Get to know: Katharina Lange, IMD Professor of Leadership
Good leaders speak with an open heart, admit they don’t know it all and are open to learning, says IMD Professor of Leadership.
What are you working on at the moment?
Since starting at IMD last year, I have intensified my work on resilience as the pandemic has spurred interest in this topic – I feel a little like a wartime profiteer. I have interviewed executives on how they weather storms, build resilience as leaders and how they build resilience into their organizations and operations.
An interesting “collateral” coming out of the resilience interviews was a case study that my colleague Tawfik Jelassi and I are writing about digital transformation at Zuellig Pharma. John Davison, the former CEO of Zuellig Pharma, allowed us to document the successful transformation of the traditional pharmaceutical distributor into a modern, data-driven company. As a result of the transformation, the company fared well during the pandemic – a true test of resilience.
What quality do you admire most in a leader?
For almost 10 years, I have been looking into servant leadership. We know that leaders who serve their organizations, not themselves, achieve better results in both the short- and long-term. They are humble and act in the interest of their cause to find the best outcome for all parties involved.
Another quality I admire in leaders is being able to speak from the heart. They connect with a language that is accessible, relatable and simple – not simplistic. Weak leaders need to hide behind monstrous and complex language. Self-confident, humble leaders don`t have to. The research clearly shows that humble leaders are more effective than charismatic ones, particularly when there is narcissistic overlay. Unfortunately, we, as human beings, tend to flock to charismatic leaders in times of crisis as we hope to find comfort and relief in a strong hero type.
If you had the power to make one decision to change the world what would it be?
I wish I had the power to get rid of any kind of tribalism or partisanship. We know that the rate of survival in a hostile environment is higher when we form tribes, but we should be able to modify our approach and look beyond our instincts.

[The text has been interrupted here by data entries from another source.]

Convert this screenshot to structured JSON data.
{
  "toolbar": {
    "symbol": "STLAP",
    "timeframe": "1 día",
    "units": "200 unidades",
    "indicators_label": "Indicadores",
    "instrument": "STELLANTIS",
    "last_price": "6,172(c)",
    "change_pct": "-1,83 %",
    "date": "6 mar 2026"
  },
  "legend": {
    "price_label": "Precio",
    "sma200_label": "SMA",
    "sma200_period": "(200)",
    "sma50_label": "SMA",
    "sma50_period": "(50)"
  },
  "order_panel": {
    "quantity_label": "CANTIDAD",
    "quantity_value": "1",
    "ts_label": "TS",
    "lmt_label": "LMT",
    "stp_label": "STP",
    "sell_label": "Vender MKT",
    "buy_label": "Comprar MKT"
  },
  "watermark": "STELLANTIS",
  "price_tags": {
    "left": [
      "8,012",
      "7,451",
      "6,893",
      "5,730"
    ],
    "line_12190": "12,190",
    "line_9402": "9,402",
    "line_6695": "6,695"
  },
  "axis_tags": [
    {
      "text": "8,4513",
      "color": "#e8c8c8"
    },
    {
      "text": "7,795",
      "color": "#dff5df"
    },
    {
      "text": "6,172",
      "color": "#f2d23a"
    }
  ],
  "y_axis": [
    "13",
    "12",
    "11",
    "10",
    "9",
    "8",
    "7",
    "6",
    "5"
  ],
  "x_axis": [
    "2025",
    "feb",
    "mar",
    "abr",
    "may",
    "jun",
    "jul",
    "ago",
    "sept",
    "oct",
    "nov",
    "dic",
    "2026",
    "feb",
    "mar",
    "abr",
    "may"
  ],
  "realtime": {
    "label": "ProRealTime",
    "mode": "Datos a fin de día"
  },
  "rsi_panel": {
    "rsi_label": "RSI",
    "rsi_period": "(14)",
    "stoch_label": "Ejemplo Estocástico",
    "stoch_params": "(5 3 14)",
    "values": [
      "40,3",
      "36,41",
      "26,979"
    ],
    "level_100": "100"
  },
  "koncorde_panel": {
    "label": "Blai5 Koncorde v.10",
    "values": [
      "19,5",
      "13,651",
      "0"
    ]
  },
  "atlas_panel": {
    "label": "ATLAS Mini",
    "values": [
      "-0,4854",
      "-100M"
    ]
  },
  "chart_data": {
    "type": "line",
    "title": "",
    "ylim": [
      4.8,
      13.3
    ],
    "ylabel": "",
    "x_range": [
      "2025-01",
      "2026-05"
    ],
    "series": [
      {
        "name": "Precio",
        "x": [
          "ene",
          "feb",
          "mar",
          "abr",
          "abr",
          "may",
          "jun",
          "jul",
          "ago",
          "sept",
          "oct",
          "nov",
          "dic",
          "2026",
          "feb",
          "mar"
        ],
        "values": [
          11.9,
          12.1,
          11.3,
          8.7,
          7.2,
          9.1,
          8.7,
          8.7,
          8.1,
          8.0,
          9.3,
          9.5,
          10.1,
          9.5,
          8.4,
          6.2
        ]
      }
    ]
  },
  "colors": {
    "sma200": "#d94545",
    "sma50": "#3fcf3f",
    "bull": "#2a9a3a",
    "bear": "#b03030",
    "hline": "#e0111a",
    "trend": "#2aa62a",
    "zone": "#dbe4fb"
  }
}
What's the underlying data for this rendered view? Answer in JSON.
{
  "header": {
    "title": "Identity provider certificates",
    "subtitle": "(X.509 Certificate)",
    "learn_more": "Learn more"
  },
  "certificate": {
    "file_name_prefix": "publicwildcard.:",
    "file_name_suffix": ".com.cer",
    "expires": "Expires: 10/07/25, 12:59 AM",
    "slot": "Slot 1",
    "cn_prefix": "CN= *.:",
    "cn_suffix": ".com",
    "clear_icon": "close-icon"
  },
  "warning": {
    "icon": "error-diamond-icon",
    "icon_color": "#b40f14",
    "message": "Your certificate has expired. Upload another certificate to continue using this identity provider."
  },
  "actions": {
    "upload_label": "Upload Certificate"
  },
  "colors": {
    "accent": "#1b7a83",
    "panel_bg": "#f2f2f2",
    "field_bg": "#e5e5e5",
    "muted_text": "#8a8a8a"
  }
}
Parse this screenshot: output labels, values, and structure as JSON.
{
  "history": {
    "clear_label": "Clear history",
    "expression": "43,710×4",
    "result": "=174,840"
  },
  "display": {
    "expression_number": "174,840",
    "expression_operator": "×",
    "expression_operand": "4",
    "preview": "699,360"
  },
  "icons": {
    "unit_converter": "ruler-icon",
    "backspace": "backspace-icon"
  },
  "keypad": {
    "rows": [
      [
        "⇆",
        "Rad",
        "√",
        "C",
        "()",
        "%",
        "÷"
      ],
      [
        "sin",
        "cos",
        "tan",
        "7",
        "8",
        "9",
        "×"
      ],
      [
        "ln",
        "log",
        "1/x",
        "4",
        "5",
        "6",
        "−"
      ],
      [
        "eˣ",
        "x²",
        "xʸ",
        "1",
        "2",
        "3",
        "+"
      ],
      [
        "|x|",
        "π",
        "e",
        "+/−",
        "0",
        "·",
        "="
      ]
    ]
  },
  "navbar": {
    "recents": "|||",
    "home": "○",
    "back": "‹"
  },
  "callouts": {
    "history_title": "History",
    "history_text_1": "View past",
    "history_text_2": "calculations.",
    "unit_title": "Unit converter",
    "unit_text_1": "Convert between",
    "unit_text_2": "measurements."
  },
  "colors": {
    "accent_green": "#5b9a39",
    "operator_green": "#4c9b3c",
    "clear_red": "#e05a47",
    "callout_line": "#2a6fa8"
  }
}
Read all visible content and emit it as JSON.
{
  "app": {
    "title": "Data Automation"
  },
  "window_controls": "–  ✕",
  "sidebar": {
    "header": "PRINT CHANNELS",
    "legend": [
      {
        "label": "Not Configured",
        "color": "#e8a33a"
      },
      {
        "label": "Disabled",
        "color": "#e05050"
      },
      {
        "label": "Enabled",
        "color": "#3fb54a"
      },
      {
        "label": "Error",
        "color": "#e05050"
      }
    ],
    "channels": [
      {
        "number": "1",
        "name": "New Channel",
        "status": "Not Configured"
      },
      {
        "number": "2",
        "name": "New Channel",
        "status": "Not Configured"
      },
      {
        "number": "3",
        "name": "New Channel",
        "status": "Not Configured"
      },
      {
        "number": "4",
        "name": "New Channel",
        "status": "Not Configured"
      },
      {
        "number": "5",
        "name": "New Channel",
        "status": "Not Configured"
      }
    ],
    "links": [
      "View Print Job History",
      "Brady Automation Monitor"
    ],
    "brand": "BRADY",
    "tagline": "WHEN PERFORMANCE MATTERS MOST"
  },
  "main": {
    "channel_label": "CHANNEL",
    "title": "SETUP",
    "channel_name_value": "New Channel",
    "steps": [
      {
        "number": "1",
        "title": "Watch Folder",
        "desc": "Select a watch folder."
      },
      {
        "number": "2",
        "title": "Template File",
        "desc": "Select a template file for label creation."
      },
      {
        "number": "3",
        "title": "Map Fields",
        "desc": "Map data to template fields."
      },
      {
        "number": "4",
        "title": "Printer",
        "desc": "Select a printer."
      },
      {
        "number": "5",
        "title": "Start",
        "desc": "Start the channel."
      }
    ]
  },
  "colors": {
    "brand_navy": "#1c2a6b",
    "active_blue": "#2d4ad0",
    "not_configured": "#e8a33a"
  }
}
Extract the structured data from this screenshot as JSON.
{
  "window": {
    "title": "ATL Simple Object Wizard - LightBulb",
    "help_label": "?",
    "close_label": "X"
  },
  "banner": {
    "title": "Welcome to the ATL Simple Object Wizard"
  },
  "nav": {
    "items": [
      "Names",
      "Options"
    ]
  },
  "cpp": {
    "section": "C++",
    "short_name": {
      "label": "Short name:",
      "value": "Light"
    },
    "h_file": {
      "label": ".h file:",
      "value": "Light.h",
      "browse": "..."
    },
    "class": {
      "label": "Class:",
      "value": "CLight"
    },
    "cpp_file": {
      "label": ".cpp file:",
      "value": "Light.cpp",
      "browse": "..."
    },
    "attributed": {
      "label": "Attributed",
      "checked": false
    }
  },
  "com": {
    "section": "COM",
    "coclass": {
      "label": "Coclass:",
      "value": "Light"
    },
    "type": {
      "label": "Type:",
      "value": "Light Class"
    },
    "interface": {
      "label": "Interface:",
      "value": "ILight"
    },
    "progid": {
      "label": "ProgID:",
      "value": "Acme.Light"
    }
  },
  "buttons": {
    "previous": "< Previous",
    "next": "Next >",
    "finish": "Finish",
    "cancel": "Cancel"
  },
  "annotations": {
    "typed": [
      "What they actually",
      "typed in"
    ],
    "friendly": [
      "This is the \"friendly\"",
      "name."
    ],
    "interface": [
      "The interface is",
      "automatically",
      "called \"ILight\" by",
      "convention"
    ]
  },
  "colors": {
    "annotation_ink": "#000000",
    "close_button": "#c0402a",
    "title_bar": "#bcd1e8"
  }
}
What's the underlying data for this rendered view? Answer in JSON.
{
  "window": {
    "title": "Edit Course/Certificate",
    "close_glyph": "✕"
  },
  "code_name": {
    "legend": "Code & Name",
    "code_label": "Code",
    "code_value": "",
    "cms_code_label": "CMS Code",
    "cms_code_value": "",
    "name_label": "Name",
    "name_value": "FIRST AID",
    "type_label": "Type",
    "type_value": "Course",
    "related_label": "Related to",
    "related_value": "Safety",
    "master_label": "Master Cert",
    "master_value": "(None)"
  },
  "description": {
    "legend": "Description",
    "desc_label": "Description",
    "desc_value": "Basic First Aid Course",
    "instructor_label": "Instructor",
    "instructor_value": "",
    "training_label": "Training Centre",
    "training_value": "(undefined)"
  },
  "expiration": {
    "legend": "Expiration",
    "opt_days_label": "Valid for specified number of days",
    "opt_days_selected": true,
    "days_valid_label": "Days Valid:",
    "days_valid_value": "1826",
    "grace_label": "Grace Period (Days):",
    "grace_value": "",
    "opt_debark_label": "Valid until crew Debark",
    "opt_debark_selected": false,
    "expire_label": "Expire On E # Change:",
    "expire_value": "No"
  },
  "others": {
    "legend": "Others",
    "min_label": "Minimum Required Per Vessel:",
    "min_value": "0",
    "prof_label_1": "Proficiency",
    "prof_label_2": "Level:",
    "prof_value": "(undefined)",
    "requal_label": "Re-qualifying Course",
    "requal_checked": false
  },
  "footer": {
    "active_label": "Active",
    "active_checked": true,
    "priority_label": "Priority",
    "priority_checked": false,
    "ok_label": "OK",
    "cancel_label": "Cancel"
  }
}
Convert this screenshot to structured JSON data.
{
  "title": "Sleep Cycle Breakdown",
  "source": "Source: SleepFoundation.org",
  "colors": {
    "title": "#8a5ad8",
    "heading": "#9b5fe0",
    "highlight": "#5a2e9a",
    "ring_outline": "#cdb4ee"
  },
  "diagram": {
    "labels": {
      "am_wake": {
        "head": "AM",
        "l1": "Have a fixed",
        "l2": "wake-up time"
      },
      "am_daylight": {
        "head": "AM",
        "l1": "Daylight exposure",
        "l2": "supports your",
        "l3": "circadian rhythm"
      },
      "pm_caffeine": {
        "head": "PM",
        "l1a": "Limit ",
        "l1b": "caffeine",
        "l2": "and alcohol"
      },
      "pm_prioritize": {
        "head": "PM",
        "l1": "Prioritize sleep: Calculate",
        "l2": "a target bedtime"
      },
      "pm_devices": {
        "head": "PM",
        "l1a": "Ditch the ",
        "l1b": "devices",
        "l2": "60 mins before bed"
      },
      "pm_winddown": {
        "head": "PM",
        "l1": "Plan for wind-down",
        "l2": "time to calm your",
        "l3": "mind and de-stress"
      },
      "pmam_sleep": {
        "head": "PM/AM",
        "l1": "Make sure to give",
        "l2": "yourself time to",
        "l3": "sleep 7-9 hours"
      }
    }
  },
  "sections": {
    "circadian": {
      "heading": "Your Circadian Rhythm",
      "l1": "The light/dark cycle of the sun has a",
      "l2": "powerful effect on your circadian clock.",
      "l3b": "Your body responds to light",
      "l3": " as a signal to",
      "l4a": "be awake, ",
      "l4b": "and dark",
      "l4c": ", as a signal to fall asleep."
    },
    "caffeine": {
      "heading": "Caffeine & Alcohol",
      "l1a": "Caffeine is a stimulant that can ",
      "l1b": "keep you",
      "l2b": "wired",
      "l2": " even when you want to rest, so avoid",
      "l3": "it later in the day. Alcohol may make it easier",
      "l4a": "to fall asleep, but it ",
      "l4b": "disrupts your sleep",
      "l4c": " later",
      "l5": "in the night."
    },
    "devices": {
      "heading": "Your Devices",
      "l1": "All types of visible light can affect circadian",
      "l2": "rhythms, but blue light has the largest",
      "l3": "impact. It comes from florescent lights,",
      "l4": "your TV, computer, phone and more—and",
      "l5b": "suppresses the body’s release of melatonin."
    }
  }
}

Building coalitions beyond tribal boundaries is a far more productive strategy.
One colleague who deeply inspired me in this regard was Ann Florini, Professor of Public Policy at Singapore Management University (SMU) who is now at Thunderbird Business School at Arizona State University. She teaches about collaborations that make real impact on complex, transnational problems such as pandemics, terrorism or environmental pollution. She gives the example of an alliance between the FBI, an NGO and paying institutions such as banks and credit card companies. This unlikely coalition – just imagine the different mindsets – successfully moved the needle against child pornography.
What triggered your interest in your specialization?
It might sound trivial, but it was simply life. Coming from strategy consultancy, I soon realized that things would never get done if it wasn’t for the people doing them. I wanted to learn about leading teams, so I took on this new challenge, and a major push came about 15 years ago when I started working with my coach. She said if I wanted to get anywhere near leading or teaching leadership, I would have to go the extra mile and do all these leadership exercises myself. And so I did…and I still do; learning every time.
What do you consider your greatest professional achievement?
Taking my family to live and work in Singapore at SMU was one of my bolder moves. I was completely out of my comfort zone. When my boss left, I succeeded him in his role as Executive Director of Executive Development at SMU. Leading an amazing team from across the globe was one of the most fulfilling responsibilities I ever had. It still gives me great joy to connect back with “my” team in Singapore and see how they are doing.
This was only topped by being offered to join IMD, of course!